A massive immunology research center housing scientists could house different specialists working together on a common project.
Interdisciplinary cooperation is critical to improve the field of immunology and lead to groundbreaking discoveries of vaccines and other disease treatments, Michelson Medical Research Foundation founder Dr. Gary K. Michelson said in an episode of the Science podcast.
“The problem is that most science in academia today is funded by NIH, and they fund essentially one out of every five research proposals, setting every scientist in competition with every other scientist,” he said. “We need to de-silo these brilliant people from all these different areas and have them live and work together on a common project. We need to do something that’s never been done—we need to build a ‘Field of Dreams’ research center on the same scale that industry would, with about 500-600 scientists.”

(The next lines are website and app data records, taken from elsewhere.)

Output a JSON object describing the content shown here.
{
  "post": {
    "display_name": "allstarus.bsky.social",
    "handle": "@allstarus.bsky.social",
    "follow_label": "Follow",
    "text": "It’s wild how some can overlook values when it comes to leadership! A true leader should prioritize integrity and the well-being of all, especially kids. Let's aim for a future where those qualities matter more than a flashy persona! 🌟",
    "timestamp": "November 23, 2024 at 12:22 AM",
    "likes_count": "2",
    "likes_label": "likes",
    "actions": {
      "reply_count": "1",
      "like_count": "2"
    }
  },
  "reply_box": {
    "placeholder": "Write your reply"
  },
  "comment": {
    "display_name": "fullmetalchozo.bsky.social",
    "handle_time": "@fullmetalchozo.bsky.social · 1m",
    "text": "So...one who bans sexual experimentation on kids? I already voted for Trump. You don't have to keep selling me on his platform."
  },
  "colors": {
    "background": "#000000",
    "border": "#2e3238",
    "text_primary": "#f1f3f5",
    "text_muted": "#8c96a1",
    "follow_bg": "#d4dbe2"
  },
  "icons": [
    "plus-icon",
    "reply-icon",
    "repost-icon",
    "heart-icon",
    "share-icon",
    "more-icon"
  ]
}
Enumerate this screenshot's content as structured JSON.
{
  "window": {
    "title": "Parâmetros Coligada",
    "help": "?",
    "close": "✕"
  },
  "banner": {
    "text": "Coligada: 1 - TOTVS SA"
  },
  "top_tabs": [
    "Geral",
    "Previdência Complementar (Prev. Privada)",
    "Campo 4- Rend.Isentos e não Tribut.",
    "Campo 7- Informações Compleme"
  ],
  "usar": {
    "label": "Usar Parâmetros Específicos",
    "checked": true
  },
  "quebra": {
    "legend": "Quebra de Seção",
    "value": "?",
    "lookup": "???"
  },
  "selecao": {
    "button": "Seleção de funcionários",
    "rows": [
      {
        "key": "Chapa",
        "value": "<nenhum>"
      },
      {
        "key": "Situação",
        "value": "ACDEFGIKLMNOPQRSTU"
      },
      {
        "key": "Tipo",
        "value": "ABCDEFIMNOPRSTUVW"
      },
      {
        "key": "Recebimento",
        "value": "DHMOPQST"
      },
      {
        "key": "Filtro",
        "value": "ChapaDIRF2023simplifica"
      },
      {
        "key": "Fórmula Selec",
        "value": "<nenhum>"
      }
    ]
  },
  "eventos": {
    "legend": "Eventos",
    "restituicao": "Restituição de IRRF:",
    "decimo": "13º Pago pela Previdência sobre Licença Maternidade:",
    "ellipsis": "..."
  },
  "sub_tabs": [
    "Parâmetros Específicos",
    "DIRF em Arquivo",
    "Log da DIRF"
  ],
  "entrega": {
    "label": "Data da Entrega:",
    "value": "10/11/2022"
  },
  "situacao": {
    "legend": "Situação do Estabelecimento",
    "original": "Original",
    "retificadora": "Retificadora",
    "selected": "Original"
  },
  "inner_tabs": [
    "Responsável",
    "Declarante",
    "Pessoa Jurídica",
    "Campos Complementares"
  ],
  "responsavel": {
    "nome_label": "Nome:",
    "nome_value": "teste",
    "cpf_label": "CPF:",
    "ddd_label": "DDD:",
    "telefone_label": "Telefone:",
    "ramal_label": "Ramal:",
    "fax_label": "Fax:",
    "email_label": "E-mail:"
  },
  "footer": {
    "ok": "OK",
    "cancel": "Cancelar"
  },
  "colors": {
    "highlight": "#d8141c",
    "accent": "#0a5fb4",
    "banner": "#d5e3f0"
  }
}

Dr. Sean Sanders, director and senior editor for Custom Publishing at Science and host of the podcast, added that “groundbreaking discoveries today are seldom the work of single researchers, but rather require teams of workers often across many disciplines.”
This week, California Governor Gavin Newsom’s budget announcement included an investment of $500 million towards the establishment of the California Institute for Immunology and Immunotherapy at UCLA to accomplish these very goals, which Dr. Michelson called “nothing short of historic.” He added that the institute will “undoubtedly save lives, reduce human suffering, save money, educate the next generation of scientists, and seed what will be the next technological economic powerhouse for California.”
“We need to de-silo these brilliant scientists from all these different disciplines and have them live and work together on a common project. We need to do something that’s never been done—we need to build a ‘Field of Dreams’ research center with about 500-600 scientists.”
—Dr. Gary K. Michelson
Dr. Sanders asked Dr. Michelson about the most critical challenges facing immunology. Dr. Michelson said one immediate challenge is the need to develop an ex vivo human test system, which refers to “experimentation done in or on tissues obtained from an organism and maintained under optimum conditions mimicking natural conditions,” according to Science Direct.
“What the challenge—and the opportunity—is right now is to invent the tools and the methods by which we decode the mysterious workings of the immune system,” he said, explaining that immunology is the key to understanding and preventing almost all diseases.
Dr. Michelson is a board-certified orthopedic spinal surgeon, a serial inventor with nearly 1,000 medical patents, and the founder of Michelson Philanthropies and its network of foundations. Michelson Philanthropies recently partnered with AAAS/Science to support a $30,000 prize for early-career scientists known as the Michelson Philanthropies & Science Prize for Immunology.